Option 1: a free running model test can be applied. The procedure is used for surface vessels only, with Froude scaling law applied, where the smaller the model, the higher are the negative scale effects and the bigger is the challenge to create a realistic model with its own propulsion and steering. On the other hand, for larger models, negative scale effects decrease, so from the perspective of accuracy of results, the scale should be chosen as large as possible, meaning the model size should be as large as possible, but keeping in mind that the size of the actual test basin in relation to the required area for the tests to be carried out, as well as the capability of the test equipment are governing factors, which can make test impractical or too expensive to perform.

If the model shows a tendency to heel inwards in a turn or shows a decrease of heeling at increasing speeds in the towing tank test, the stability requirements are sufficiently fulfilled.

Option 2: A simpler alternative could be towing test of the model (without its own propulsion) free to move in the relevant degrees of freedom in calm water, which is commonly carried out to find the inception of or the region of advanced velocities, as well as conditions of vessel weight and location of centre of gravity, where vessel motions due to dynamic instability occur. An oblique towing test, with model inclined by applying the additional weights on one side (simulating the passenger and wind moment, as mentioned above), may provide dynamic (in)stability information on the model in calm water. Namely, if heeling of the model increases with increasing of speed, it indicates transverse instability of the vessel inherent in hull form (for specific conditions of vessel weight and location of centre of gravity), so further analyses of vessel behaviour, and/or further modification of hull form or weight characteristics, should be carried out. On the other hand, if heeling of the model decreases with increasing of speed, it indicates that there are no negative dynamic effects on transverse stability of the vessel, which should be confirmed by full-scale test. Also, the influence of the propulsor and appendages on the vessel motion due to dynamic instabilities can be significant, so the model used in the experiment should be with scaled propulsors and appendages or with suitably adapted towing procedures. Furthermore, the effects of cavitation and ventilation, which may be significant for small models, cannot be avoided in tests at atmospheric pressure, so experiments in cavitation facilities may be required when the effect is expected to be significant.

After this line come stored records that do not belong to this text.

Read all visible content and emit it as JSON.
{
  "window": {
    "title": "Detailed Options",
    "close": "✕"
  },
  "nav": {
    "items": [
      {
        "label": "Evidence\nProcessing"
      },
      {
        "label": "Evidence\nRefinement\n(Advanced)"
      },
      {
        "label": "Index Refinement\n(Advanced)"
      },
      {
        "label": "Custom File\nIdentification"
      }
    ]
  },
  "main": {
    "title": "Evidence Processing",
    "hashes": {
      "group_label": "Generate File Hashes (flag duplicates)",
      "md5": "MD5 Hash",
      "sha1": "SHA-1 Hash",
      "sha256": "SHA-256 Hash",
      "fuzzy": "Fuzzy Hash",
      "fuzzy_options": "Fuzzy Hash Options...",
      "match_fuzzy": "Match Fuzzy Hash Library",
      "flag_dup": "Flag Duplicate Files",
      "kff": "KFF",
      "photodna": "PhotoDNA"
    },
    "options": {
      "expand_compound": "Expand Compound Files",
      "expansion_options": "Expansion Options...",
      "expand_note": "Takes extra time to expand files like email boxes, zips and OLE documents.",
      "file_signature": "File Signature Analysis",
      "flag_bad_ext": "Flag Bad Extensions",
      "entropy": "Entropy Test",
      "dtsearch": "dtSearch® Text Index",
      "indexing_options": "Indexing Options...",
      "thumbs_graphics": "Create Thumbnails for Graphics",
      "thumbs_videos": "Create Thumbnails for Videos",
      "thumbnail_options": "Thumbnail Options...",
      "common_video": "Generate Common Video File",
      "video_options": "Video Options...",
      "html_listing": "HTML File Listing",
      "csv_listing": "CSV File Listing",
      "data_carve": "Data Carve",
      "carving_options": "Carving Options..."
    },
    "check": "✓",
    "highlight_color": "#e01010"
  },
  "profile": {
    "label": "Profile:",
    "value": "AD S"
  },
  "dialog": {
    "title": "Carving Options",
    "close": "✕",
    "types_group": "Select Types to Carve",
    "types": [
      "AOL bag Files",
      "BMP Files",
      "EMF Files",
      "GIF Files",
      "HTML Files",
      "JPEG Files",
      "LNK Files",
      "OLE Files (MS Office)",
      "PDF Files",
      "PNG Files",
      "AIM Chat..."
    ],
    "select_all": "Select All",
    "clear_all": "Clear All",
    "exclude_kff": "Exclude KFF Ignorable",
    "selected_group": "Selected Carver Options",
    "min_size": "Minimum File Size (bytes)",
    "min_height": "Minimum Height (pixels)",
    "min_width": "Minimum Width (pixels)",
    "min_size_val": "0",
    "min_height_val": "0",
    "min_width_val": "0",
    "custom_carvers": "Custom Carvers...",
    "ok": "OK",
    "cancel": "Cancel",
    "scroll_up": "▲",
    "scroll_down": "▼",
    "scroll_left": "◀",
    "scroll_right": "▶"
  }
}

Option 3: If various negative effects cannot be avoided in the experiments, a computer simulation (calculation) using measured or predicted hydrodynamic coefficients would be more reliable than the experiments.

Regardless of model tests or calculations, in a full-scale test trial according to Chapter 5 a turning test on the range of high speeds (non-displacement speeds) must be carried out. If the passengers are to be seated during high-speed operation of the vessel, the passenger moment can be neglected. The application of the heeling moment due to wind can be also neglected in the full-scale test trials.

If the vessel inclines towards the centre of the turning circle, it is stable, with no negative effects of turning, so turning moment can be neglected when calculating overall heeling moment of the vessel. On the contrary, if vessel heels outward when turning on the advanced speed, this is unwanted and atypical situation which indicates possible inadequate stability of non-displacement vessel, so further analyses of vessel behaviour, and/or further modification of hull form or weight characteristics, should be carried out.

The results of the full-scale test, i.e. the turn manoeuvre, should be properly measured and documented, f.e. by an electronic inclinometer and related speed measurements. A full 360°-turn to each side should be performed.

CESNI/PT/Pax (20) 29 rev. 2, CESNI/PT/Pax (21)m 14, item 3.11

Working group for passenger vessels (CESNI/PT/Pax), turning moment, full-scale tests, stability